We’ve all heard that La Nina is forecast to influence our winter weather for a second consecutive ski season this winter. The cooler than average sea surface temps in the Equatorial Pacific mean different things to differrent regions but, for the most part, backcountry skiers should be stoked because it normally means a good snow year for most western mountain ranges. I had the opportunity to attend the Oregon Chapter of the American Meteorological Society’s annual Winter Weather Forecast meeting over the weekend where the pros discussed their takes on our upcoming winter.
Of course, La Nina talk factored heavily into the various discussions. The morning presentations included five different meteorologists’ takes on the upcoming winter weather for the Northwest, specifically the greater Portland area. I took away a variety of interetsing facts and opinions from the various discusions, but the big picture theme that resounded through just about every forecast was that we (in the Northwest) can look forward to an above average snow season that is likely to have a slow start and a big finish. Sounds familiar doesn’t it. I think we could sum up last season as an above average snow year with a slow start and a big finish.

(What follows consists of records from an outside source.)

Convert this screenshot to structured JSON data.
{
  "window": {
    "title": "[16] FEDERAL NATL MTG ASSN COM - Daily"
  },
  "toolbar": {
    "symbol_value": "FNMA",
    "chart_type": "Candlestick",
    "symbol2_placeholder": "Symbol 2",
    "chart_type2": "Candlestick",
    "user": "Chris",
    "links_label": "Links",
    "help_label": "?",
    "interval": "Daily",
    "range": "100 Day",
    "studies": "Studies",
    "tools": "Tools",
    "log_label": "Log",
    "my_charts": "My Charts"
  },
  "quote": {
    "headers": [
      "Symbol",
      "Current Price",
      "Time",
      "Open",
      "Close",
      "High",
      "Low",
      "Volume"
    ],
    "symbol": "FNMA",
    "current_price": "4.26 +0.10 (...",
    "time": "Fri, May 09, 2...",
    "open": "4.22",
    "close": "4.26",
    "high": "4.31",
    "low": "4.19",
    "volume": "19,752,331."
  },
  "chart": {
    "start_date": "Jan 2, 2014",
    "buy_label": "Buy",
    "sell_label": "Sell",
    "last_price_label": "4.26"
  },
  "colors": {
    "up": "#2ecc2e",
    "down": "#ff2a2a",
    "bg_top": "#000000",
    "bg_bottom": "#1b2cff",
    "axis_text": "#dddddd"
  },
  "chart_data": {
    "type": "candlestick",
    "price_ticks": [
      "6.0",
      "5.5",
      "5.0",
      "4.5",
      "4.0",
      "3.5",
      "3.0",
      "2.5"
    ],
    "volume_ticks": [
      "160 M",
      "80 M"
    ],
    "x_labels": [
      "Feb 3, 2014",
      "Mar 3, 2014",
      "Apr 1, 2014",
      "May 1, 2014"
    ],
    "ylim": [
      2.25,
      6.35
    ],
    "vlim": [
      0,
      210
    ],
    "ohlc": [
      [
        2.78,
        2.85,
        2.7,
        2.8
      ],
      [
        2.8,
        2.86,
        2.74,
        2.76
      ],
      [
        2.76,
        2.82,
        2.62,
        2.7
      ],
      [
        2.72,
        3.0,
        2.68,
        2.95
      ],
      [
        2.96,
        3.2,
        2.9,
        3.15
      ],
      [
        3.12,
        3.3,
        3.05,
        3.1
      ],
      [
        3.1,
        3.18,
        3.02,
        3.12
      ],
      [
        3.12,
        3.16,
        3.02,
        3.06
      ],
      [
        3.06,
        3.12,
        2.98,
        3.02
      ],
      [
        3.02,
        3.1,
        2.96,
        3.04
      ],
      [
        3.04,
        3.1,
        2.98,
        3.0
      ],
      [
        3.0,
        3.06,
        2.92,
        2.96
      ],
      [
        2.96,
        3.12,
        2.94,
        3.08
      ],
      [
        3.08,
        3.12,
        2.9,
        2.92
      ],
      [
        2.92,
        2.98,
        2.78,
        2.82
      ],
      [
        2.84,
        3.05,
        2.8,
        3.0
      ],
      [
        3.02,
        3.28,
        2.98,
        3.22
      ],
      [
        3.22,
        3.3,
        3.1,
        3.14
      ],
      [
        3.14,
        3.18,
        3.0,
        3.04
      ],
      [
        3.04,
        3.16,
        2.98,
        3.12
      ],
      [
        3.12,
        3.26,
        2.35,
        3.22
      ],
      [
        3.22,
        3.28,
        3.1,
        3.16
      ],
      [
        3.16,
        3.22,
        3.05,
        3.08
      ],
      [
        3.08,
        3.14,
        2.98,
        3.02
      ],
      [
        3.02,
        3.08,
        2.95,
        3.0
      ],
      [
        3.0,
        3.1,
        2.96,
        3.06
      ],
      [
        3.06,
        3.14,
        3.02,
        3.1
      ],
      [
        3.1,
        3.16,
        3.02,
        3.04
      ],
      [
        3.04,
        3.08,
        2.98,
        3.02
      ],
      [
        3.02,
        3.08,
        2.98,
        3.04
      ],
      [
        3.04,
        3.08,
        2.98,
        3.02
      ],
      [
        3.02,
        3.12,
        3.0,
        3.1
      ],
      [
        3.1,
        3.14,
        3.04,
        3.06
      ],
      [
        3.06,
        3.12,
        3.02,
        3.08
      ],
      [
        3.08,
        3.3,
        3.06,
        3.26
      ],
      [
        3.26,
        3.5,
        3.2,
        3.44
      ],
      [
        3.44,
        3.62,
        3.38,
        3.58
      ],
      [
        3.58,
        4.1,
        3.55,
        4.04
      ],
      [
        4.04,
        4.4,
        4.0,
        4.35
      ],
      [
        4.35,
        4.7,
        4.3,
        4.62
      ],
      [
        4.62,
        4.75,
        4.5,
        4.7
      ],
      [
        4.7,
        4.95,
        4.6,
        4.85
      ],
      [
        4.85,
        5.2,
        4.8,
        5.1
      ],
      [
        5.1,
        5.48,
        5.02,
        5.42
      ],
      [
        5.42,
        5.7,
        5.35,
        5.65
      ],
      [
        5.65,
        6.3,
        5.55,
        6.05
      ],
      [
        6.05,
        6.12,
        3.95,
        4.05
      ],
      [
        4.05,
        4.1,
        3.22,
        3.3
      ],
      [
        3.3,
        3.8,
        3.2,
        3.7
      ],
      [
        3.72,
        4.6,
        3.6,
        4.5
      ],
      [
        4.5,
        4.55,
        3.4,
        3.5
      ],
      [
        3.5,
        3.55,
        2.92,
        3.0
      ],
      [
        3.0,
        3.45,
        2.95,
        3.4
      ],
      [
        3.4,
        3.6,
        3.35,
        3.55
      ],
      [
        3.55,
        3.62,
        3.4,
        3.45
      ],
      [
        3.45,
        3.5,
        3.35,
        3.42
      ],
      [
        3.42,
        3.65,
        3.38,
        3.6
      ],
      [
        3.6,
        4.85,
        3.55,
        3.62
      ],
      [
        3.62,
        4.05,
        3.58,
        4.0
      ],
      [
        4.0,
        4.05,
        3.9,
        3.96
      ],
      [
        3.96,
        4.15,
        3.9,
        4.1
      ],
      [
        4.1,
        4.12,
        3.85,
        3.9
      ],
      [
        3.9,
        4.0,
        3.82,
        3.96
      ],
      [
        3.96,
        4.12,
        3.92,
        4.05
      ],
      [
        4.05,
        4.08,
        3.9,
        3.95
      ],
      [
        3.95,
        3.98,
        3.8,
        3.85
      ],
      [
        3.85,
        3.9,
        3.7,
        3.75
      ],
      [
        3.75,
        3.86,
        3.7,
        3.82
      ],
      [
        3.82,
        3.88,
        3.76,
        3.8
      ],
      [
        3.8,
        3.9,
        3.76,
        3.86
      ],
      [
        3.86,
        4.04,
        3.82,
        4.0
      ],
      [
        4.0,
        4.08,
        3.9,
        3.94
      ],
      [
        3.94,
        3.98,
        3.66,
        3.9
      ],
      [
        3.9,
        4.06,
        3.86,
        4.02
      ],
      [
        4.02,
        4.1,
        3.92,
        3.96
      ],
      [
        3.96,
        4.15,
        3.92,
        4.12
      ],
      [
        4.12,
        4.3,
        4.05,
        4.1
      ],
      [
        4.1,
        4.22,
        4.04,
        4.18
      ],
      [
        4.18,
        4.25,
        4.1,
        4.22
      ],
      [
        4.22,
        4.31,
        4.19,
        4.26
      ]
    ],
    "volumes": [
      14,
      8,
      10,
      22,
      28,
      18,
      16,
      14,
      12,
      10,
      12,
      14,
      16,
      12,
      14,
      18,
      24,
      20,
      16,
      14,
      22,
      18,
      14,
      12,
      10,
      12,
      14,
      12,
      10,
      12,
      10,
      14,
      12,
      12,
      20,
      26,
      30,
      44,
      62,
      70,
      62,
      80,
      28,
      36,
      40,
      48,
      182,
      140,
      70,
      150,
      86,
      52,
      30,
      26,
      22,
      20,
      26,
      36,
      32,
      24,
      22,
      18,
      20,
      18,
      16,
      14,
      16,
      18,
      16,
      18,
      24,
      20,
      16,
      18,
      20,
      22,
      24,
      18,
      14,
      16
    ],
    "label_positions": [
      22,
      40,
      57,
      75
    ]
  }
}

Predictably, these guys are hesitant to really commit to too many specifics, and they use a lot of language like, “a better than average chance of a higher probability of above normal snowfall . . .” But they did offer up some details about their methods that were cool to hear. The various forecasters all rely on an analog approach where they look for similar historical conditions using a variety of weather indices and then crunch the various data to predict the future weather. A common theme among the various approaches was the similarieties between the approaching 2011 winter with that of 2008. There were a number of other similar years, including ’89, ’96 and ’99, but 2008 was the closest match.
Here in Hood River, 2008 is remembered as the season with a great mid-December cycle that delivered three feet of snow just before Christmas in the low elevations of the Columbia Gorge. The skiing was great on local low-elevation hills, places that normally see little or no significant snowfall. It was, however, not until late January or arguable the first half of February that the upper elevations began to experience quality normal snowfall. In other words, it was a good snow year, but aside from the localized low elevation snow, good mountain snow started slowly and finished strong. If you want to immerse yourself in the various 2011 winter forecasts, you can read them all, along with all of their methods at the American Meteorlogical Society Oregon Chapter’s website.